Review by J Hunter
Photographs by Rudy Lu
It’s a legitimate event when the Jazz at Lincoln Center Orchestra plays your city. In many ways, it recalls Duke Ellington or Cab Calloway coming into town on a train pulling personal Pullman cars for the musicians, their instruments and (in Calloway’s case) their modes of transportation. Thanks to the publicity machine that is trumpeter/bandleader Wynton Marsalis, JALCO is the best-known big band in the world today – and their two-set performance at Proctors proved what gets proven in popular music every single day: Just because you’re the best-known band doesn’t mean you’re the best.

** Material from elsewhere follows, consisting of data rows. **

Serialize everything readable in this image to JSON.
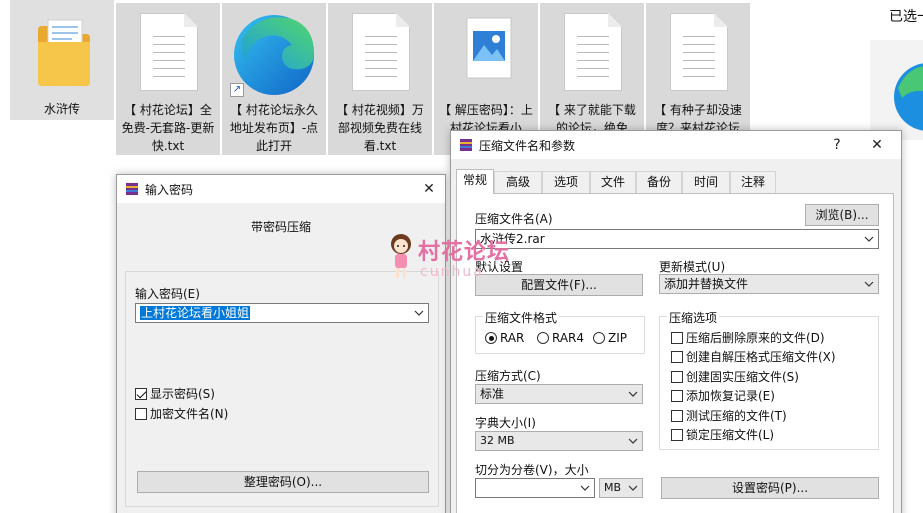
{
  "explorer": {
    "files": [
      {
        "name": "水浒传",
        "type": "folder"
      },
      {
        "name": "【 村花论坛】全免费-无套路-更新快.txt",
        "type": "text"
      },
      {
        "name": "【 村花论坛永久地址发布页】-点此打开",
        "type": "shortcut-edge"
      },
      {
        "name": "【 村花视频】万部视频免费在线看.txt",
        "type": "text"
      },
      {
        "name": "【 解压密码】：上村花论坛看小",
        "type": "image"
      },
      {
        "name": "【 来了就能下载的论坛，绝免",
        "type": "text"
      },
      {
        "name": "【 有种子却没速度？来村花论坛",
        "type": "text"
      }
    ],
    "selection_label": "已选一"
  },
  "password_dialog": {
    "title": "输入密码",
    "subtitle": "带密码压缩",
    "password_label": "输入密码(E)",
    "password_value": "上村花论坛看小姐姐",
    "show_password_label": "显示密码(S)",
    "show_password_checked": true,
    "encrypt_filenames_label": "加密文件名(N)",
    "encrypt_filenames_checked": false,
    "organize_button": "整理密码(O)..."
  },
  "archive_dialog": {
    "title": "压缩文件名和参数",
    "help_button": "?",
    "close_button": "✕",
    "tabs": [
      {
        "label": "常规",
        "active": true
      },
      {
        "label": "高级",
        "active": false
      },
      {
        "label": "选项",
        "active": false
      },
      {
        "label": "文件",
        "active": false
      },
      {
        "label": "备份",
        "active": false
      },
      {
        "label": "时间",
        "active": false
      },
      {
        "label": "注释",
        "active": false
      }
    ],
    "archive_name_label": "压缩文件名(A)",
    "browse_button": "浏览(B)...",
    "archive_name_value": "水浒传2.rar",
    "default_settings_label": "默认设置",
    "profile_button": "配置文件(F)...",
    "update_mode_label": "更新模式(U)",
    "update_mode_value": "添加并替换文件",
    "format_group_label": "压缩文件格式",
    "formats": [
      {
        "label": "RAR",
        "selected": true
      },
      {
        "label": "RAR4",
        "selected": false
      },
      {
        "label": "ZIP",
        "selected": false
      }
    ],
    "method_label": "压缩方式(C)",
    "method_value": "标准",
    "dict_label": "字典大小(I)",
    "dict_value": "32 MB",
    "split_label": "切分为分卷(V)，大小",
    "split_value": "",
    "split_unit": "MB",
    "options_group_label": "压缩选项",
    "options": [
      {
        "label": "压缩后删除原来的文件(D)",
        "checked": false
      },
      {
        "label": "创建自解压格式压缩文件(X)",
        "checked": false
      },
      {
        "label": "创建固实压缩文件(S)",
        "checked": false
      },
      {
        "label": "添加恢复记录(E)",
        "checked": false
      },
      {
        "label": "测试压缩的文件(T)",
        "checked": false
      },
      {
        "label": "锁定压缩文件(L)",
        "checked": false
      }
    ],
    "set_password_button": "设置密码(P)..."
  },
  "watermark": {
    "text": "村花论坛",
    "sub": "cunhua"
  },
  "colors": {
    "selection_blue": "#0078d7",
    "watermark_pink": "#e46fa2",
    "folder_yellow": "#f6c64a"
  }
}
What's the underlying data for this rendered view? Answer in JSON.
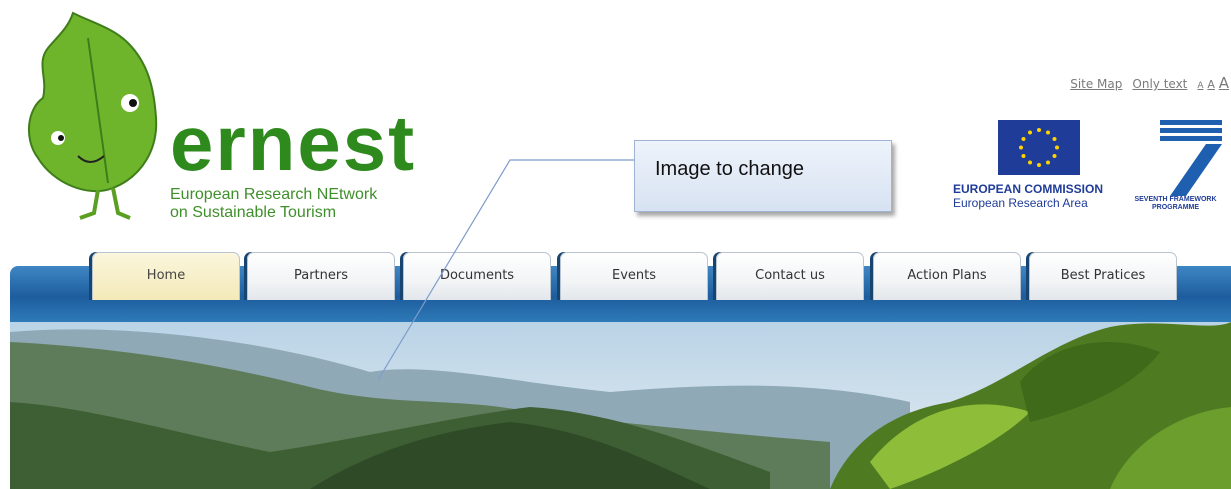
{
  "logo": {
    "word": "ernest",
    "subtitle_line1": "European Research NEtwork",
    "subtitle_line2": "on Sustainable Tourism"
  },
  "utility": {
    "site_map": "Site Map",
    "only_text": "Only text",
    "font_small": "A",
    "font_medium": "A",
    "font_large": "A"
  },
  "partners": {
    "ec_line1": "EUROPEAN COMMISSION",
    "ec_line2": "European Research Area",
    "fp7_line1": "SEVENTH FRAMEWORK",
    "fp7_line2": "PROGRAMME"
  },
  "callout": {
    "text": "Image to change"
  },
  "nav": {
    "tabs": [
      {
        "label": "Home",
        "active": true
      },
      {
        "label": "Partners"
      },
      {
        "label": "Documents"
      },
      {
        "label": "Events"
      },
      {
        "label": "Contact us"
      },
      {
        "label": "Action Plans"
      },
      {
        "label": "Best Pratices"
      }
    ]
  },
  "colors": {
    "brand_green": "#2f8a1e",
    "nav_blue": "#1d5d9e",
    "eu_blue": "#1f3c98",
    "active_tab": "#f3e9b8"
  }
}
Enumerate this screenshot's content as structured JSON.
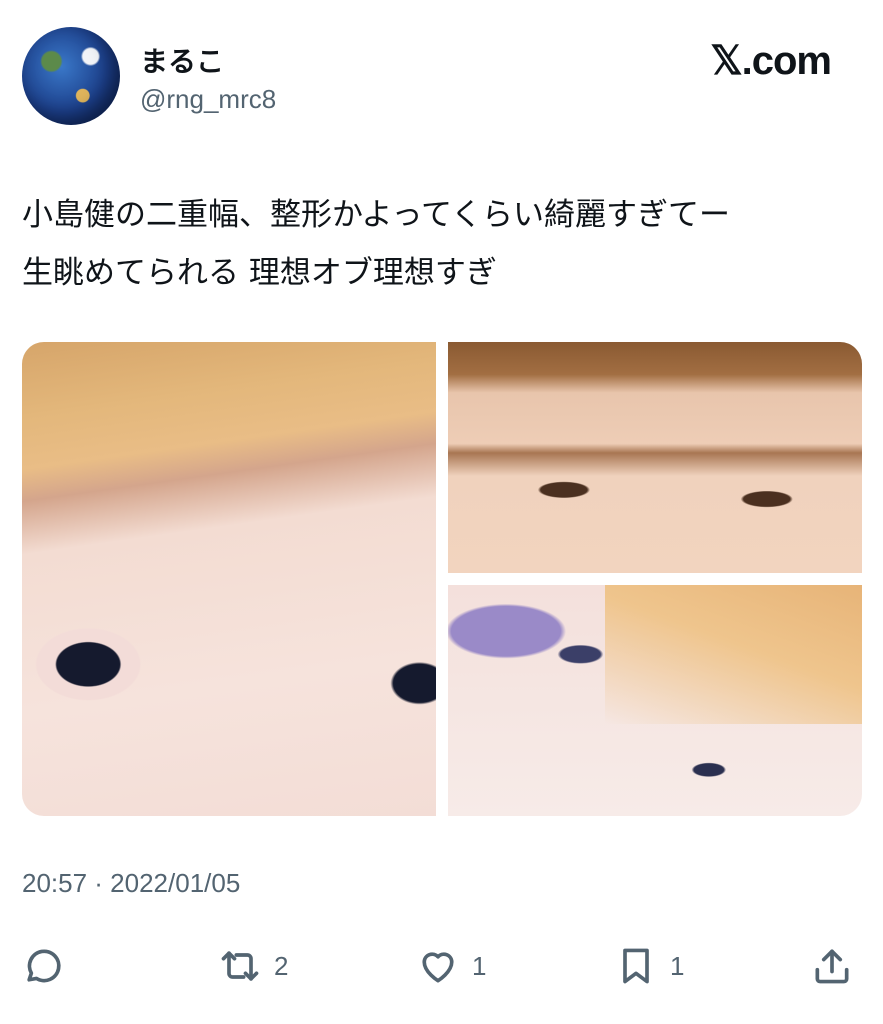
{
  "author": {
    "display_name": "まるこ",
    "handle": "@rng_mrc8"
  },
  "brand": {
    "label": "𝕏.com"
  },
  "tweet": {
    "text_line1": "小島健の二重幅、整形かよってくらい綺麗すぎてー",
    "text_line2": "生眺めてられる 理想オブ理想すぎ",
    "timestamp": "20:57 · 2022/01/05"
  },
  "media": {
    "count": 3
  },
  "actions": {
    "reply": {
      "icon": "reply-icon",
      "count": ""
    },
    "retweet": {
      "icon": "retweet-icon",
      "count": "2"
    },
    "like": {
      "icon": "heart-icon",
      "count": "1"
    },
    "bookmark": {
      "icon": "bookmark-icon",
      "count": "1"
    },
    "share": {
      "icon": "share-icon",
      "count": ""
    }
  },
  "colors": {
    "text": "#0f1419",
    "secondary": "#536471",
    "background": "#ffffff"
  }
}
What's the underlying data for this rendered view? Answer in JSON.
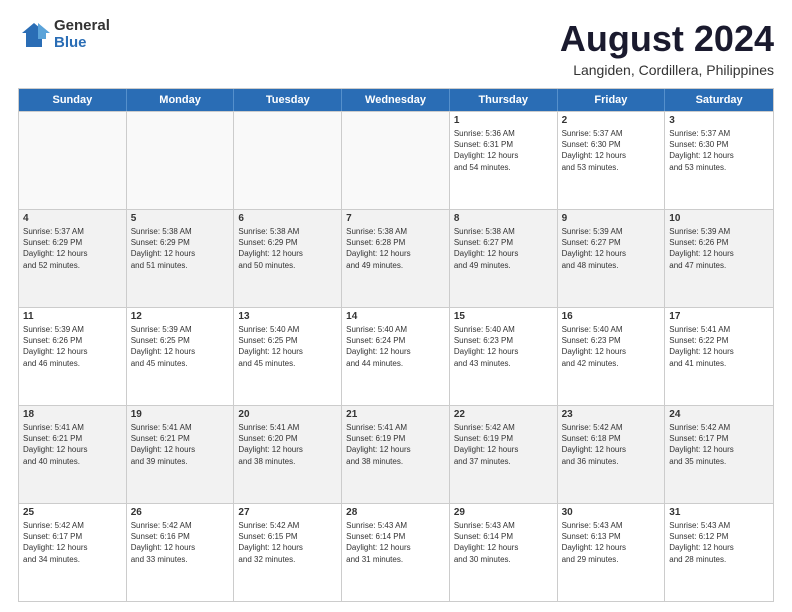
{
  "logo": {
    "general": "General",
    "blue": "Blue"
  },
  "title": "August 2024",
  "subtitle": "Langiden, Cordillera, Philippines",
  "header_days": [
    "Sunday",
    "Monday",
    "Tuesday",
    "Wednesday",
    "Thursday",
    "Friday",
    "Saturday"
  ],
  "weeks": [
    [
      {
        "day": "",
        "empty": true
      },
      {
        "day": "",
        "empty": true
      },
      {
        "day": "",
        "empty": true
      },
      {
        "day": "",
        "empty": true
      },
      {
        "day": "1",
        "lines": [
          "Sunrise: 5:36 AM",
          "Sunset: 6:31 PM",
          "Daylight: 12 hours",
          "and 54 minutes."
        ]
      },
      {
        "day": "2",
        "lines": [
          "Sunrise: 5:37 AM",
          "Sunset: 6:30 PM",
          "Daylight: 12 hours",
          "and 53 minutes."
        ]
      },
      {
        "day": "3",
        "lines": [
          "Sunrise: 5:37 AM",
          "Sunset: 6:30 PM",
          "Daylight: 12 hours",
          "and 53 minutes."
        ]
      }
    ],
    [
      {
        "day": "4",
        "lines": [
          "Sunrise: 5:37 AM",
          "Sunset: 6:29 PM",
          "Daylight: 12 hours",
          "and 52 minutes."
        ]
      },
      {
        "day": "5",
        "lines": [
          "Sunrise: 5:38 AM",
          "Sunset: 6:29 PM",
          "Daylight: 12 hours",
          "and 51 minutes."
        ]
      },
      {
        "day": "6",
        "lines": [
          "Sunrise: 5:38 AM",
          "Sunset: 6:29 PM",
          "Daylight: 12 hours",
          "and 50 minutes."
        ]
      },
      {
        "day": "7",
        "lines": [
          "Sunrise: 5:38 AM",
          "Sunset: 6:28 PM",
          "Daylight: 12 hours",
          "and 49 minutes."
        ]
      },
      {
        "day": "8",
        "lines": [
          "Sunrise: 5:38 AM",
          "Sunset: 6:27 PM",
          "Daylight: 12 hours",
          "and 49 minutes."
        ]
      },
      {
        "day": "9",
        "lines": [
          "Sunrise: 5:39 AM",
          "Sunset: 6:27 PM",
          "Daylight: 12 hours",
          "and 48 minutes."
        ]
      },
      {
        "day": "10",
        "lines": [
          "Sunrise: 5:39 AM",
          "Sunset: 6:26 PM",
          "Daylight: 12 hours",
          "and 47 minutes."
        ]
      }
    ],
    [
      {
        "day": "11",
        "lines": [
          "Sunrise: 5:39 AM",
          "Sunset: 6:26 PM",
          "Daylight: 12 hours",
          "and 46 minutes."
        ]
      },
      {
        "day": "12",
        "lines": [
          "Sunrise: 5:39 AM",
          "Sunset: 6:25 PM",
          "Daylight: 12 hours",
          "and 45 minutes."
        ]
      },
      {
        "day": "13",
        "lines": [
          "Sunrise: 5:40 AM",
          "Sunset: 6:25 PM",
          "Daylight: 12 hours",
          "and 45 minutes."
        ]
      },
      {
        "day": "14",
        "lines": [
          "Sunrise: 5:40 AM",
          "Sunset: 6:24 PM",
          "Daylight: 12 hours",
          "and 44 minutes."
        ]
      },
      {
        "day": "15",
        "lines": [
          "Sunrise: 5:40 AM",
          "Sunset: 6:23 PM",
          "Daylight: 12 hours",
          "and 43 minutes."
        ]
      },
      {
        "day": "16",
        "lines": [
          "Sunrise: 5:40 AM",
          "Sunset: 6:23 PM",
          "Daylight: 12 hours",
          "and 42 minutes."
        ]
      },
      {
        "day": "17",
        "lines": [
          "Sunrise: 5:41 AM",
          "Sunset: 6:22 PM",
          "Daylight: 12 hours",
          "and 41 minutes."
        ]
      }
    ],
    [
      {
        "day": "18",
        "lines": [
          "Sunrise: 5:41 AM",
          "Sunset: 6:21 PM",
          "Daylight: 12 hours",
          "and 40 minutes."
        ]
      },
      {
        "day": "19",
        "lines": [
          "Sunrise: 5:41 AM",
          "Sunset: 6:21 PM",
          "Daylight: 12 hours",
          "and 39 minutes."
        ]
      },
      {
        "day": "20",
        "lines": [
          "Sunrise: 5:41 AM",
          "Sunset: 6:20 PM",
          "Daylight: 12 hours",
          "and 38 minutes."
        ]
      },
      {
        "day": "21",
        "lines": [
          "Sunrise: 5:41 AM",
          "Sunset: 6:19 PM",
          "Daylight: 12 hours",
          "and 38 minutes."
        ]
      },
      {
        "day": "22",
        "lines": [
          "Sunrise: 5:42 AM",
          "Sunset: 6:19 PM",
          "Daylight: 12 hours",
          "and 37 minutes."
        ]
      },
      {
        "day": "23",
        "lines": [
          "Sunrise: 5:42 AM",
          "Sunset: 6:18 PM",
          "Daylight: 12 hours",
          "and 36 minutes."
        ]
      },
      {
        "day": "24",
        "lines": [
          "Sunrise: 5:42 AM",
          "Sunset: 6:17 PM",
          "Daylight: 12 hours",
          "and 35 minutes."
        ]
      }
    ],
    [
      {
        "day": "25",
        "lines": [
          "Sunrise: 5:42 AM",
          "Sunset: 6:17 PM",
          "Daylight: 12 hours",
          "and 34 minutes."
        ]
      },
      {
        "day": "26",
        "lines": [
          "Sunrise: 5:42 AM",
          "Sunset: 6:16 PM",
          "Daylight: 12 hours",
          "and 33 minutes."
        ]
      },
      {
        "day": "27",
        "lines": [
          "Sunrise: 5:42 AM",
          "Sunset: 6:15 PM",
          "Daylight: 12 hours",
          "and 32 minutes."
        ]
      },
      {
        "day": "28",
        "lines": [
          "Sunrise: 5:43 AM",
          "Sunset: 6:14 PM",
          "Daylight: 12 hours",
          "and 31 minutes."
        ]
      },
      {
        "day": "29",
        "lines": [
          "Sunrise: 5:43 AM",
          "Sunset: 6:14 PM",
          "Daylight: 12 hours",
          "and 30 minutes."
        ]
      },
      {
        "day": "30",
        "lines": [
          "Sunrise: 5:43 AM",
          "Sunset: 6:13 PM",
          "Daylight: 12 hours",
          "and 29 minutes."
        ]
      },
      {
        "day": "31",
        "lines": [
          "Sunrise: 5:43 AM",
          "Sunset: 6:12 PM",
          "Daylight: 12 hours",
          "and 28 minutes."
        ]
      }
    ]
  ]
}
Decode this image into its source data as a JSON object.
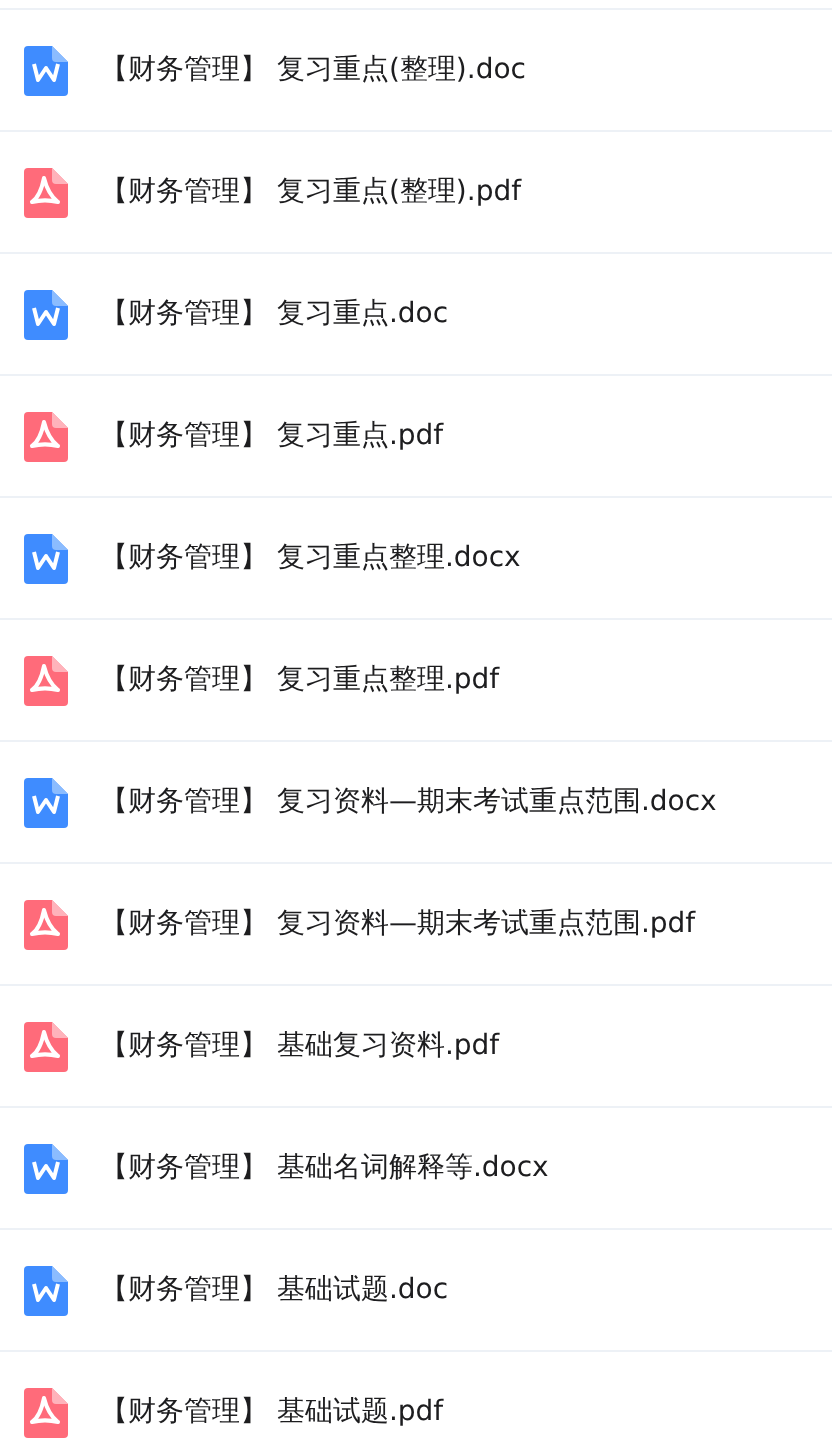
{
  "files": [
    {
      "kind": "word",
      "name": "【财务管理】 复习重点(整理).doc"
    },
    {
      "kind": "pdf",
      "name": "【财务管理】 复习重点(整理).pdf"
    },
    {
      "kind": "word",
      "name": "【财务管理】 复习重点.doc"
    },
    {
      "kind": "pdf",
      "name": "【财务管理】 复习重点.pdf"
    },
    {
      "kind": "word",
      "name": "【财务管理】 复习重点整理.docx"
    },
    {
      "kind": "pdf",
      "name": "【财务管理】 复习重点整理.pdf"
    },
    {
      "kind": "word",
      "name": "【财务管理】 复习资料—期末考试重点范围.docx"
    },
    {
      "kind": "pdf",
      "name": "【财务管理】 复习资料—期末考试重点范围.pdf"
    },
    {
      "kind": "pdf",
      "name": "【财务管理】 基础复习资料.pdf"
    },
    {
      "kind": "word",
      "name": "【财务管理】 基础名词解释等.docx"
    },
    {
      "kind": "word",
      "name": "【财务管理】 基础试题.doc"
    },
    {
      "kind": "pdf",
      "name": "【财务管理】 基础试题.pdf"
    }
  ]
}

Mind you, this 15-piece unit certainly looks the part, thanks to the impeccably tailored suits provided by Brooks Brothers (the official clothier of Jazz At Lincoln Center Orchestra – and no, that’s not a joke). And it’s not like Marsalis has surrounded himself with wannabes and posers; any big band that can boast trumpeters like Ryan Kisor and Marcus Printup, multi-instrumentalists like Ted Nash, Victor Goines and Walter Blanding, and a rhythm section as potentially badass as Ali Jackson and Carlos Henriquez packs some serious heat coming into any situation. That said, it is both deliciously ironic and sadly indicative that all the suit jackets worn by the Orchestra were beige, because almost every number played was entirely colorless and incessantly bland.